◆ **Task inputs**:
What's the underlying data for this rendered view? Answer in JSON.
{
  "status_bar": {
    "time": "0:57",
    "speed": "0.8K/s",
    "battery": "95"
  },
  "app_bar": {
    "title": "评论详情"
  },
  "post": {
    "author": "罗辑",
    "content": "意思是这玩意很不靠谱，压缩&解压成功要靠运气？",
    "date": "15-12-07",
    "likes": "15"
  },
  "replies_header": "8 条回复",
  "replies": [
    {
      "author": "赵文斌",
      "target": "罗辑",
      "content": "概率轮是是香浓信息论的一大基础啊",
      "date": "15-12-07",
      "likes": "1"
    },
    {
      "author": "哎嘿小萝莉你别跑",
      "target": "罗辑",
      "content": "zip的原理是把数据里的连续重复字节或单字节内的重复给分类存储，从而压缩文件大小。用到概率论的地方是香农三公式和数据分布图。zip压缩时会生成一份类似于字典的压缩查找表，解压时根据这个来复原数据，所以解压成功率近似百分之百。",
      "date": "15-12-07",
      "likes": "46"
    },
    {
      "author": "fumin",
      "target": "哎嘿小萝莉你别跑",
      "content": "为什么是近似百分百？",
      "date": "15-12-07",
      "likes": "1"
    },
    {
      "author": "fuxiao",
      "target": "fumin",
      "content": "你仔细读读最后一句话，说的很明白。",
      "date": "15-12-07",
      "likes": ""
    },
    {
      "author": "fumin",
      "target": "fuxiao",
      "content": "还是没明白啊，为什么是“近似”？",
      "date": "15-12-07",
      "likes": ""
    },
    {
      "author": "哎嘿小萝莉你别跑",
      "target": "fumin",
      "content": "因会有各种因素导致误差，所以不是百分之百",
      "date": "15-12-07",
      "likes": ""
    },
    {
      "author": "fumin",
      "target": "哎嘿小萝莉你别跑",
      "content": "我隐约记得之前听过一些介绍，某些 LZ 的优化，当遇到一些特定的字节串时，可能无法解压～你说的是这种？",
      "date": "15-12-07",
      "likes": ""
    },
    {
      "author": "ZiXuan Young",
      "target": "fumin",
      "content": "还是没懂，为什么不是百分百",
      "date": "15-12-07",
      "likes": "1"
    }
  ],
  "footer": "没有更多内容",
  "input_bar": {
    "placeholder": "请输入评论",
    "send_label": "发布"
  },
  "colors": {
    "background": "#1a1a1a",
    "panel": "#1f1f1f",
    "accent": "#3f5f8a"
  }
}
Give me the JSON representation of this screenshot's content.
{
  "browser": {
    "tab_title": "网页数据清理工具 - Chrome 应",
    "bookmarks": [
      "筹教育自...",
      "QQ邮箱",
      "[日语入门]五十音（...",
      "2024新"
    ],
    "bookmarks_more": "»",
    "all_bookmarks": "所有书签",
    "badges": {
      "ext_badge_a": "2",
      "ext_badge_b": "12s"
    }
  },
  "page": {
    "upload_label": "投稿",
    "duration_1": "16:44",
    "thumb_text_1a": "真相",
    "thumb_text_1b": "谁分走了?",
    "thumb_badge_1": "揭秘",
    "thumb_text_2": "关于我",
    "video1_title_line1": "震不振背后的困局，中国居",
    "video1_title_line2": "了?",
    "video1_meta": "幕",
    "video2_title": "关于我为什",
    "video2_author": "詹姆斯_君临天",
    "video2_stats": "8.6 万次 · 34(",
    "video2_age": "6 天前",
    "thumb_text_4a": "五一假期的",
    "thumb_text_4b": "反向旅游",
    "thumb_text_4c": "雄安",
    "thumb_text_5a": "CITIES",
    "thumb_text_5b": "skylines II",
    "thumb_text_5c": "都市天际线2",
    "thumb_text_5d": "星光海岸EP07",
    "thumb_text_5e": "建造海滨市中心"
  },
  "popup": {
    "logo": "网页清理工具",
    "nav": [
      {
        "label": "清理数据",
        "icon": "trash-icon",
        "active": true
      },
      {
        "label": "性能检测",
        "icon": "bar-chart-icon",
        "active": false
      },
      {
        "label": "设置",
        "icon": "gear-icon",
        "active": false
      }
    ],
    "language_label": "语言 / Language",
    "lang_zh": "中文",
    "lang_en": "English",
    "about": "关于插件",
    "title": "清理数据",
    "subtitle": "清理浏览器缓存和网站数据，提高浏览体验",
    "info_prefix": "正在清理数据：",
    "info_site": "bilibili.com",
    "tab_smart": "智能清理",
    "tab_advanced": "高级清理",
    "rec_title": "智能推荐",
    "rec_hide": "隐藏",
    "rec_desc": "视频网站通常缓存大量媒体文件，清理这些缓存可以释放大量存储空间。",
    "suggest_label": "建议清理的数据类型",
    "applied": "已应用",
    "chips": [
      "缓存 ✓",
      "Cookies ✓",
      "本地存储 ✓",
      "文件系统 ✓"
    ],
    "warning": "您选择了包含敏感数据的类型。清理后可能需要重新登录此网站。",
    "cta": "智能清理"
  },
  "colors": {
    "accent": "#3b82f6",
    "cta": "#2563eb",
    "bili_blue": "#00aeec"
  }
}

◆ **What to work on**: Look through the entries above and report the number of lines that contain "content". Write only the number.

◆ **Response to this exercise**: 10